INPUT FOR THIS TASK:
[Start of section]

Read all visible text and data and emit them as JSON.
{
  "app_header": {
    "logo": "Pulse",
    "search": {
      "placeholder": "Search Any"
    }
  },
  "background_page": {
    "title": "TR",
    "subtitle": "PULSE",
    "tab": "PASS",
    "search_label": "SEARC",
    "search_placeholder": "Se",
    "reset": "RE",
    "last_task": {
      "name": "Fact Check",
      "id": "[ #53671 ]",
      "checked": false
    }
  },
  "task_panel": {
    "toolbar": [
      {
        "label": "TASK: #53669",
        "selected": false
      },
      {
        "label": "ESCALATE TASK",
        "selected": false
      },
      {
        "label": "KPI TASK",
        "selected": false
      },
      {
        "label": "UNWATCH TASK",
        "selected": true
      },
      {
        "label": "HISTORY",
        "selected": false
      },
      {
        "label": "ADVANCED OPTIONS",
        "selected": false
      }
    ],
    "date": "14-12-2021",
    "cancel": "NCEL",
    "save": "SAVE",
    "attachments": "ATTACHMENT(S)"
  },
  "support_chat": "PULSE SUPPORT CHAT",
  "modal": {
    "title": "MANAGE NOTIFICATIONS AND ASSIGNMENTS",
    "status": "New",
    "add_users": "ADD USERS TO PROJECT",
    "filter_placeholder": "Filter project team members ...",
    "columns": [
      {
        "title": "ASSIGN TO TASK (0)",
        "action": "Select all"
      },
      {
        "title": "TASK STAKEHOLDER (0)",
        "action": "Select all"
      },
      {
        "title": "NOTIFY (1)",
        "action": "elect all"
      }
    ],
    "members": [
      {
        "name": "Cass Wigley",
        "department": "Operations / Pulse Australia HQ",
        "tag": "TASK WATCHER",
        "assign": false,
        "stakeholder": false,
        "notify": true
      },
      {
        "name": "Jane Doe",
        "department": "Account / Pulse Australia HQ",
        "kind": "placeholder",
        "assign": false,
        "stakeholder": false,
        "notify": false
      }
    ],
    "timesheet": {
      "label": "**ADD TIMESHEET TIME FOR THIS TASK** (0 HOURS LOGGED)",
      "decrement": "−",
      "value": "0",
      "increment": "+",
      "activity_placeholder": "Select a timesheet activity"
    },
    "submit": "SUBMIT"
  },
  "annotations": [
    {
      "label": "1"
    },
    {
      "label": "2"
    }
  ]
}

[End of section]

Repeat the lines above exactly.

Read all visible text and data and emit them as JSON.
{
  "app_header": {
    "logo": "Pulse",
    "search": {
      "placeholder": "Search Any"
    }
  },
  "background_page": {
    "title": "TR",
    "subtitle": "PULSE",
    "tab": "PASS",
    "search_label": "SEARC",
    "search_placeholder": "Se",
    "reset": "RE",
    "last_task": {
      "name": "Fact Check",
      "id": "[ #53671 ]",
      "checked": false
    }
  },
  "task_panel": {
    "toolbar": [
      {
        "label": "TASK: #53669",
        "selected": false
      },
      {
        "label": "ESCALATE TASK",
        "selected": false
      },
      {
        "label": "KPI TASK",
        "selected": false
      },
      {
        "label": "UNWATCH TASK",
        "selected": true
      },
      {
        "label": "HISTORY",
        "selected": false
      },
      {
        "label": "ADVANCED OPTIONS",
        "selected": false
      }
    ],
    "date": "14-12-2021",
    "cancel": "NCEL",
    "save": "SAVE",
    "attachments": "ATTACHMENT(S)"
  },
  "support_chat": "PULSE SUPPORT CHAT",
  "modal": {
    "title": "MANAGE NOTIFICATIONS AND ASSIGNMENTS",
    "status": "New",
    "add_users": "ADD USERS TO PROJECT",
    "filter_placeholder": "Filter project team members ...",
    "columns": [
      {
        "title": "ASSIGN TO TASK (0)",
        "action": "Select all"
      },
      {
        "title": "TASK STAKEHOLDER (0)",
        "action": "Select all"
      },
      {
        "title": "NOTIFY (1)",
        "action": "elect all"
      }
    ],
    "members": [
      {
        "name": "Cass Wigley",
        "department": "Operations / Pulse Australia HQ",
        "tag": "TASK WATCHER",
        "assign": false,
        "stakeholder": false,
        "notify": true
      },
      {
        "name": "Jane Doe",
        "department": "Account / Pulse Australia HQ",
        "kind": "placeholder",
        "assign": false,
        "stakeholder": false,
        "notify": false
      }
    ],
    "timesheet": {
      "label": "**ADD TIMESHEET TIME FOR THIS TASK** (0 HOURS LOGGED)",
      "decrement": "−",
      "value": "0",
      "increment": "+",
      "activity_placeholder": "Select a timesheet activity"
    },
    "submit": "SUBMIT"
  },
  "annotations": [
    {
      "label": "1"
    },
    {
      "label": "2"
    }
  ]
}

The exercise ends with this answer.